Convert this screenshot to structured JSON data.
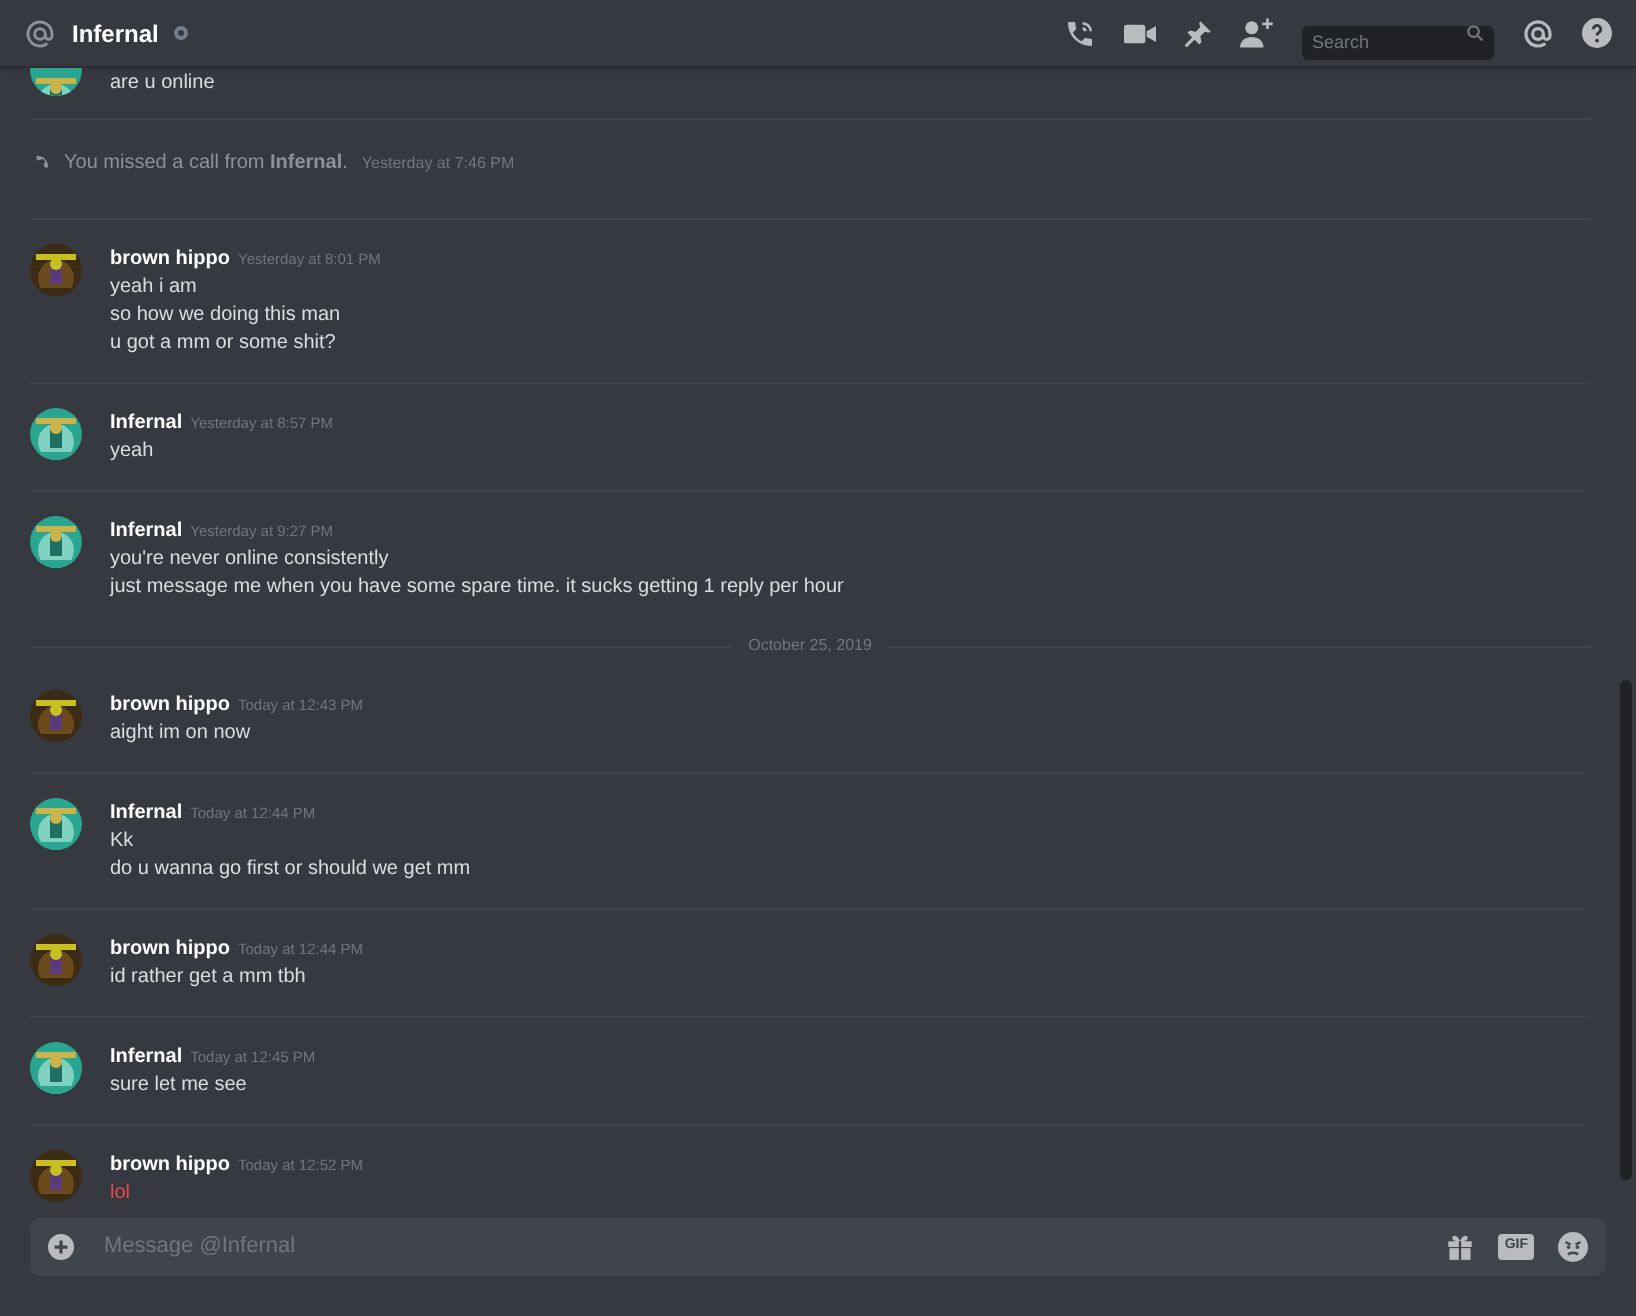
{
  "header": {
    "name": "Infernal",
    "online": false,
    "search": {
      "placeholder": "Search"
    }
  },
  "feed": [
    {
      "kind": "tail",
      "avatar": {
        "kind": "picture",
        "color": "#2aa58f"
      },
      "lines": [
        {
          "text": "are u online"
        }
      ]
    },
    {
      "kind": "call",
      "text": "You missed a call from **Infernal**.",
      "time": "Yesterday at 7:46 PM"
    },
    {
      "kind": "message",
      "author": "brown hippo",
      "avatar": {
        "kind": "picture",
        "color": "#3b2a14"
      },
      "time": "Yesterday at 8:01 PM",
      "lines": [
        {
          "text": "yeah i am"
        },
        {
          "text": "so how we doing this man"
        },
        {
          "text": "u got a mm or some shit?"
        }
      ]
    },
    {
      "kind": "message",
      "author": "Infernal",
      "avatar": {
        "kind": "picture",
        "color": "#2aa58f"
      },
      "time": "Yesterday at 8:57 PM",
      "lines": [
        {
          "text": "yeah"
        }
      ]
    },
    {
      "kind": "message",
      "author": "Infernal",
      "avatar": {
        "kind": "picture",
        "color": "#2aa58f"
      },
      "time": "Yesterday at 9:27 PM",
      "lines": [
        {
          "text": "you're never online consistently"
        },
        {
          "text": "just message me when you have some spare time. it sucks getting 1 reply per hour"
        }
      ]
    },
    {
      "kind": "date",
      "text": "October 25, 2019"
    },
    {
      "kind": "message",
      "author": "brown hippo",
      "avatar": {
        "kind": "picture",
        "color": "#3b2a14"
      },
      "time": "Today at 12:43 PM",
      "lines": [
        {
          "text": "aight im on now"
        }
      ]
    },
    {
      "kind": "message",
      "author": "Infernal",
      "avatar": {
        "kind": "picture",
        "color": "#2aa58f"
      },
      "time": "Today at 12:44 PM",
      "lines": [
        {
          "text": "Kk"
        },
        {
          "text": "do u wanna go first or should we get mm"
        }
      ]
    },
    {
      "kind": "message",
      "author": "brown hippo",
      "avatar": {
        "kind": "picture",
        "color": "#3b2a14"
      },
      "time": "Today at 12:44 PM",
      "lines": [
        {
          "text": "id rather get a mm tbh"
        }
      ]
    },
    {
      "kind": "message",
      "author": "Infernal",
      "avatar": {
        "kind": "picture",
        "color": "#2aa58f"
      },
      "time": "Today at 12:45 PM",
      "lines": [
        {
          "text": "sure let me see"
        }
      ]
    },
    {
      "kind": "message",
      "author": "brown hippo",
      "avatar": {
        "kind": "picture",
        "color": "#3b2a14"
      },
      "time": "Today at 12:52 PM",
      "lines": [
        {
          "text": "lol",
          "color": "#f04747"
        }
      ]
    }
  ],
  "composer": {
    "placeholder": "Message @Infernal",
    "gif": "GIF"
  }
}
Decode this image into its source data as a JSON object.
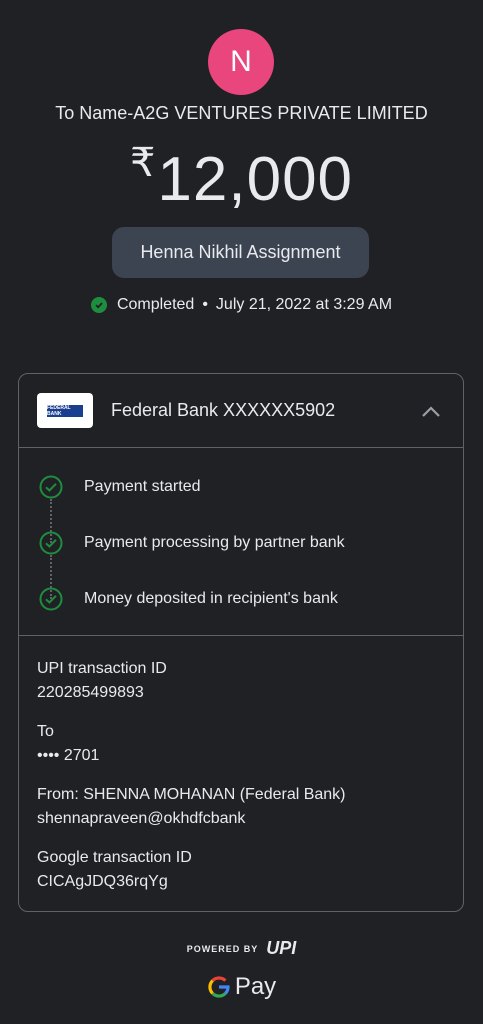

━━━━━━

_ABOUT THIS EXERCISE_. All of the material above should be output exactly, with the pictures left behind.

_EXERCISE OUTPUT_.
Convert this screenshot to structured JSON data.
{
  "header": {
    "name": "Infernal",
    "online": false,
    "search": {
      "placeholder": "Search"
    }
  },
  "feed": [
    {
      "kind": "tail",
      "avatar": {
        "kind": "picture",
        "color": "#2aa58f"
      },
      "lines": [
        {
          "text": "are u online"
        }
      ]
    },
    {
      "kind": "call",
      "text": "You missed a call from **Infernal**.",
      "time": "Yesterday at 7:46 PM"
    },
    {
      "kind": "message",
      "author": "brown hippo",
      "avatar": {
        "kind": "picture",
        "color": "#3b2a14"
      },
      "time": "Yesterday at 8:01 PM",
      "lines": [
        {
          "text": "yeah i am"
        },
        {
          "text": "so how we doing this man"
        },
        {
          "text": "u got a mm or some shit?"
        }
      ]
    },
    {
      "kind": "message",
      "author": "Infernal",
      "avatar": {
        "kind": "picture",
        "color": "#2aa58f"
      },
      "time": "Yesterday at 8:57 PM",
      "lines": [
        {
          "text": "yeah"
        }
      ]
    },
    {
      "kind": "message",
      "author": "Infernal",
      "avatar": {
        "kind": "picture",
        "color": "#2aa58f"
      },
      "time": "Yesterday at 9:27 PM",
      "lines": [
        {
          "text": "you're never online consistently"
        },
        {
          "text": "just message me when you have some spare time. it sucks getting 1 reply per hour"
        }
      ]
    },
    {
      "kind": "date",
      "text": "October 25, 2019"
    },
    {
      "kind": "message",
      "author": "brown hippo",
      "avatar": {
        "kind": "picture",
        "color": "#3b2a14"
      },
      "time": "Today at 12:43 PM",
      "lines": [
        {
          "text": "aight im on now"
        }
      ]
    },
    {
      "kind": "message",
      "author": "Infernal",
      "avatar": {
        "kind": "picture",
        "color": "#2aa58f"
      },
      "time": "Today at 12:44 PM",
      "lines": [
        {
          "text": "Kk"
        },
        {
          "text": "do u wanna go first or should we get mm"
        }
      ]
    },
    {
      "kind": "message",
      "author": "brown hippo",
      "avatar": {
        "kind": "picture",
        "color": "#3b2a14"
      },
      "time": "Today at 12:44 PM",
      "lines": [
        {
          "text": "id rather get a mm tbh"
        }
      ]
    },
    {
      "kind": "message",
      "author": "Infernal",
      "avatar": {
        "kind": "picture",
        "color": "#2aa58f"
      },
      "time": "Today at 12:45 PM",
      "lines": [
        {
          "text": "sure let me see"
        }
      ]
    },
    {
      "kind": "message",
      "author": "brown hippo",
      "avatar": {
        "kind": "picture",
        "color": "#3b2a14"
      },
      "time": "Today at 12:52 PM",
      "lines": [
        {
          "text": "lol",
          "color": "#f04747"
        }
      ]
    }
  ],
  "composer": {
    "placeholder": "Message @Infernal",
    "gif": "GIF"
  }
}
Decode this image into its source data as a JSON object.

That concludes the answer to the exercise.